|The red brick
"Old Jeff" elementary school, on the northwest corner
of Highland and Dakota, was built in 1891, and was used for Baby
Boom student overflow even after the adjacent frame and stucco
"New Jeff" was opened in 1949. The old building was
demolished in 1971.
Jeff and New Jeff, 1961
ON IMAGE TO ENLARGE IIN A NEW WINDOW • KENNON BAIRD COLLECTION
Jeff, about 1970
Footprint of Old Jeff
footprint of the old Jefferson School superimposed on a recent
satellite view of the campus.
Jeff 1023 Broadway 1951
OF KATHRYN FEHLIG
ON PHOTO FOR A LARGER VERSION IN A NEW WINDOW.
| Opened in
1949, the new Jefferson School boasted ramps instead of stairs,
air conditioning, varying classroom color schemes (warm colors
on the north side, cool colors on the south), tinted windows,
recessed fluorescent lighting, lockers in the central corridor,
movable desks and chairs, and an "activity alcove" in
each classroom. The building was designed by Kalispell, Montana
architect Fred A. Brinkman (1883-1970), who also designed Helena's
new Broadwater School at 900 Hollins Ave., which likewise opened
in 1949. McKinnon-Decker of Helena was the general contractor.
Jeff and Old Jeff
DAVID HULL COLLECTION
E. Holmes, a Student at Both Schools
from 1958-60, Remembers Old Jeff.
Jeff was remarkable in that it was one of the few tall brick
buildings that survived the 1935 earthquake intact. Another
feature which none of the students will ever forget is the enclosed
three-story spiral fire escape slide mounted to the outside
of the building, which on rare occasions (at least annually)

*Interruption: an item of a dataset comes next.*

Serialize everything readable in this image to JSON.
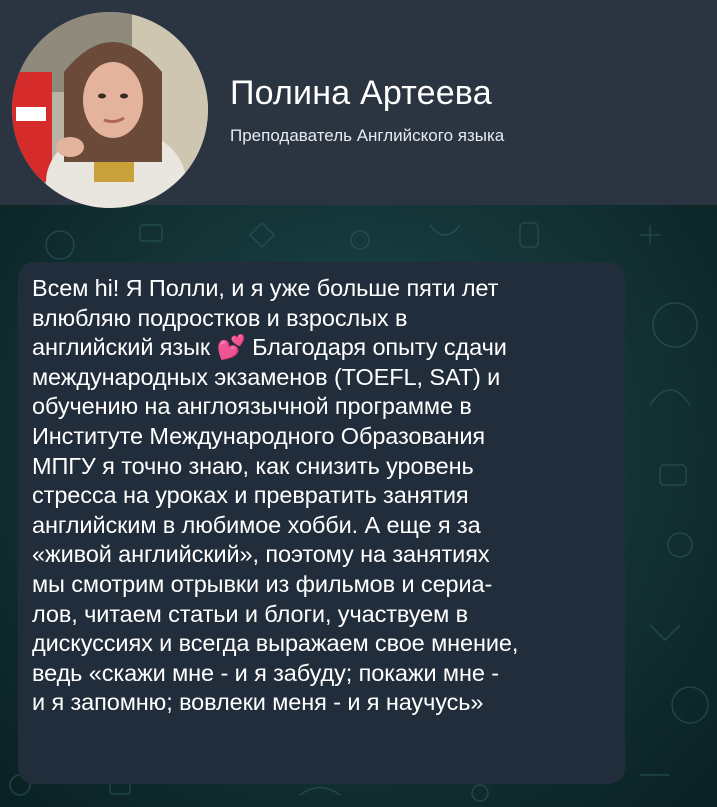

students were able to enjoy. It was a joy to ride down, one
of the few vivid memories I retain of early elementary school.
"That and the old wooden desks and creaky floors in Old
Jeff; it oozed 19th century charm and you felt like it was a
special place, though a bit spooky. Also, in the winter climbing
up and down "the hill" without sliding down or slipping
was a challenge, particularly if it got icy.
don't build them like that any more. Shame."